Friday, September 10, 2004

Normandy building disfigured

Walking down Darlinghurst Road the other day, blissful in the belief that Council would be saving at least some of the steel-riveted awnings in the street, especially that of the stylish Normandy Building, well, blow me down and stagger-me-guts if I didn't look up and see it in shreds. Apparently it is being 'cut back' to suit the 'gateway concept' (even though Kings Cross is not a gateway) and to deprive pedestrians of shelter from the rain and sun.

Despite an avalanche of objections to this awning cutback, the previous Council stuck to their guns, justifying it on the grounds that it would let in more light -- even as they brought in rules to eliminate most of the light-giving signage that illuminates the Cross. Clutter, you know. Consistency. Blandness. The sort of values that are inviolable and unarguable.

Many locals think the real reason was to provide less shelter for the 'undesirables' that used to be a lot more evident until the Police started carting them down to Central or elsewhere.

A photo of it by Max Dupain from early last century shows the original awning as a backkdrop to some street buskers playing violin and lap guitar. Ah, the good ol' days.

We are awaiting a comment from Council.


Anonymous said...

Which is the Normandy building?
Is there a link to Max Dupain image?

The Editor said...

The Normandy Building is halfway along Darlo Road about opposite the new Council Building. A bit past Porkys going north. It has an arch structure in the centre of the now cut-back awning and has 'Normandy Building' written on it.
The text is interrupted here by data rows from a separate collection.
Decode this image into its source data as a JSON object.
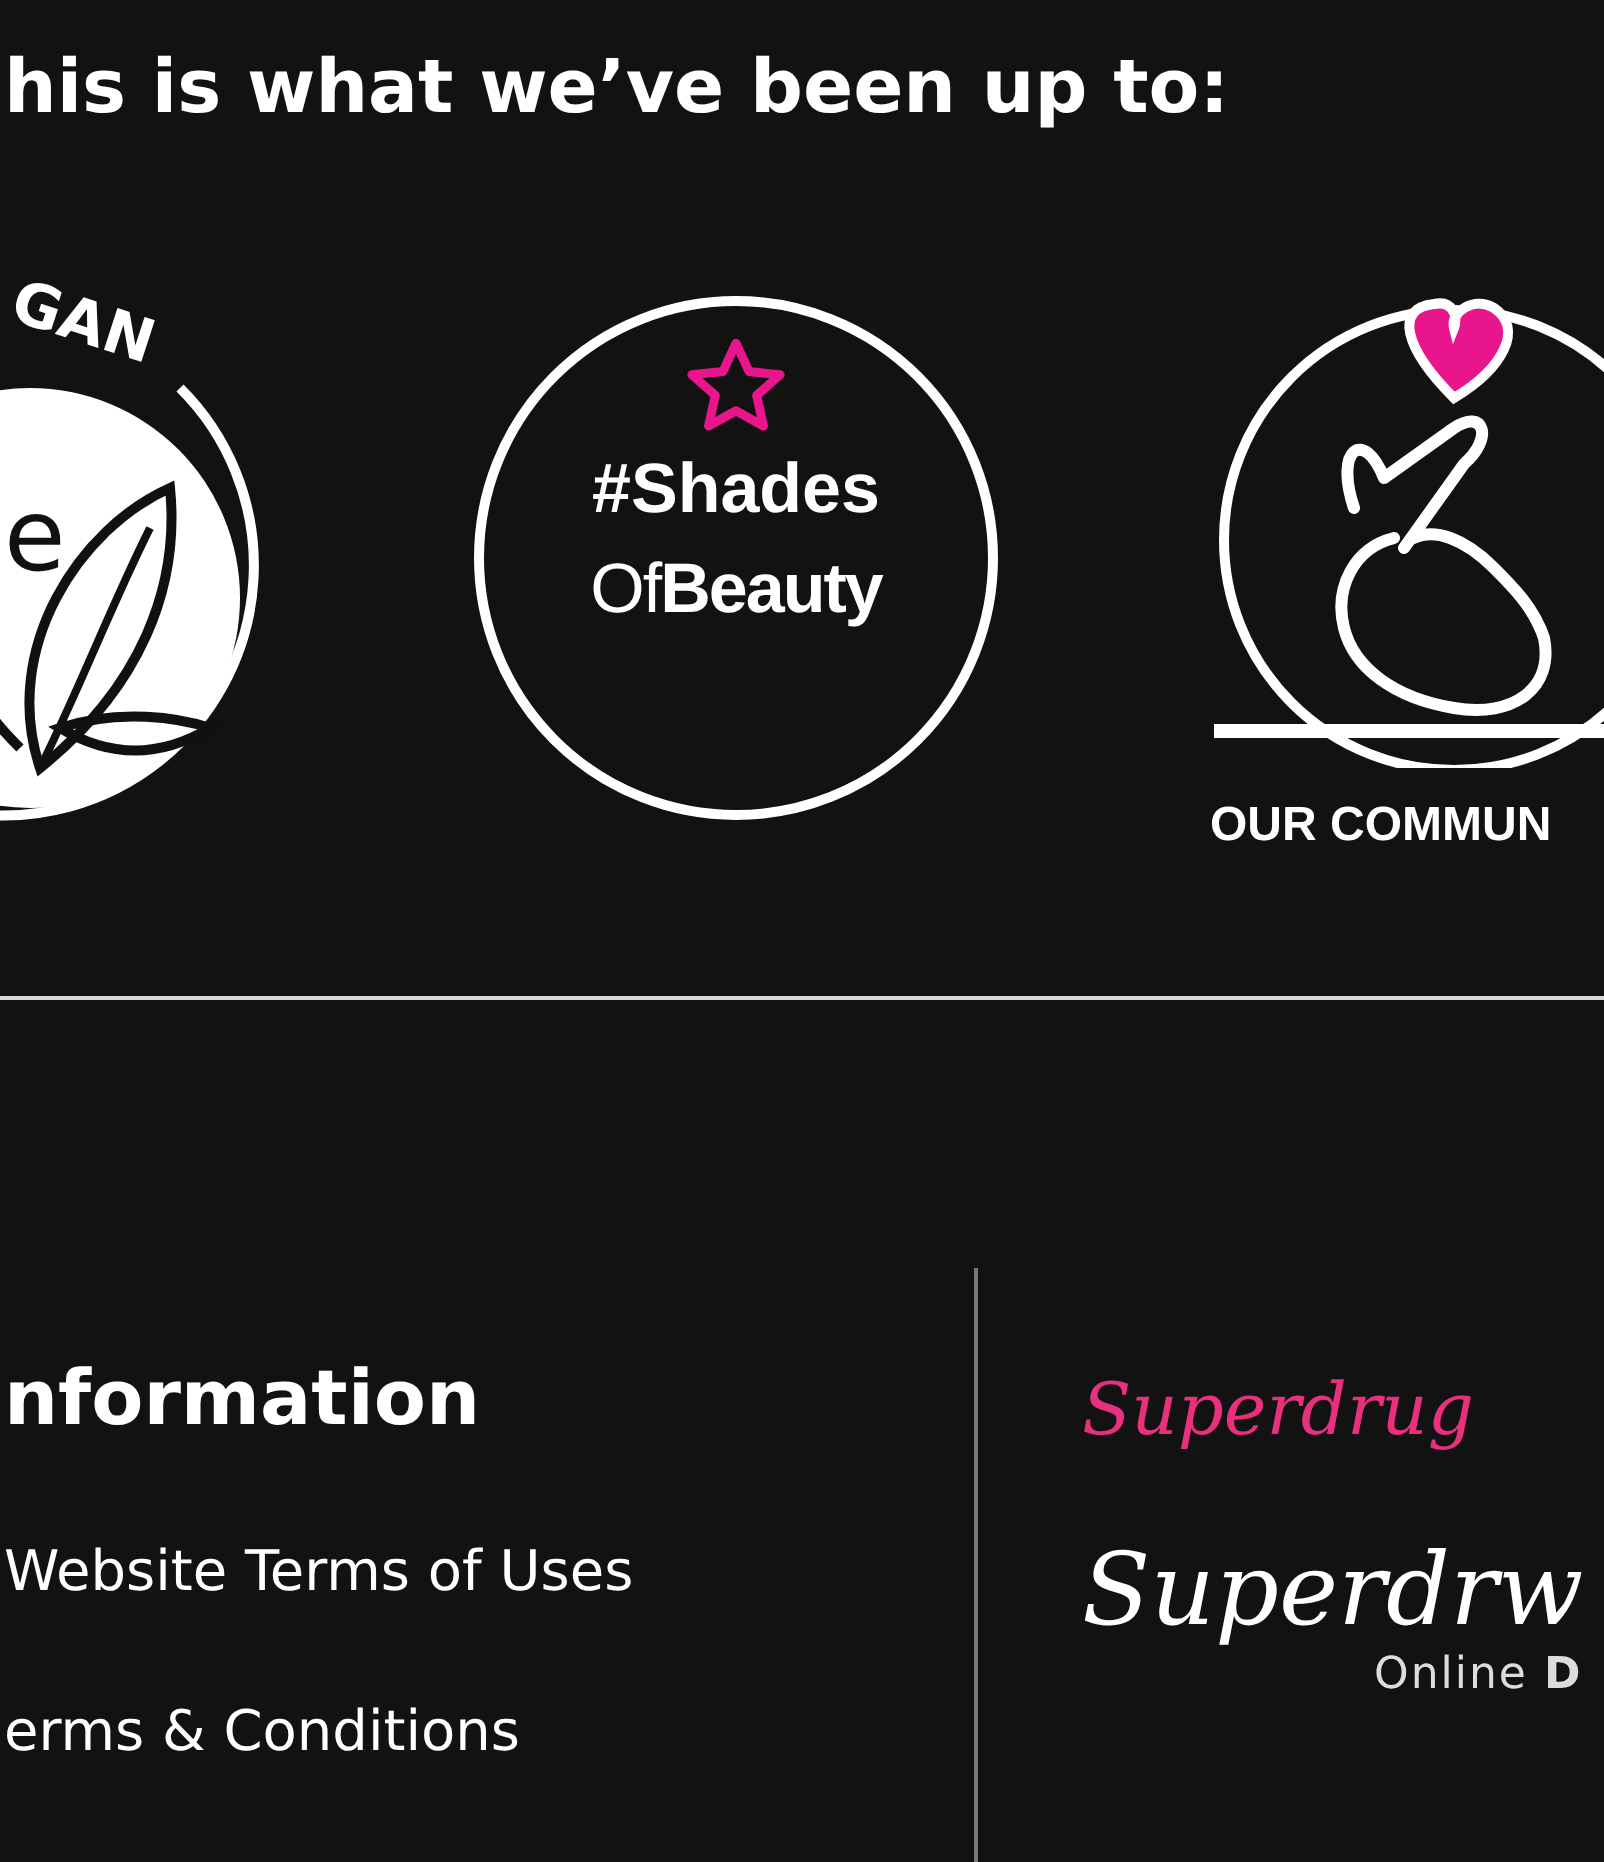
{
  "heading": "his is what we’ve been up to:",
  "badges": [
    {
      "kind": "vegan",
      "arc_text": "GAN",
      "letter": "e"
    },
    {
      "kind": "shades",
      "line_1": "#Shades",
      "line_2": "Of**Beauty**"
    },
    {
      "kind": "community",
      "caption": "OUR COMMUN"
    }
  ],
  "footer": {
    "info_title": "nformation",
    "links": [
      "Website Terms of Uses",
      "erms & Conditions"
    ],
    "logos": [
      {
        "kind": "pink",
        "text": "Superdrug"
      },
      {
        "kind": "white",
        "text": "Superdrw",
        "subtitle": "Online **D**"
      }
    ]
  }
}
The Dupain photo just puts it in a heritage context, althought it is not specifically listed. It's more about the identity of the streetscape.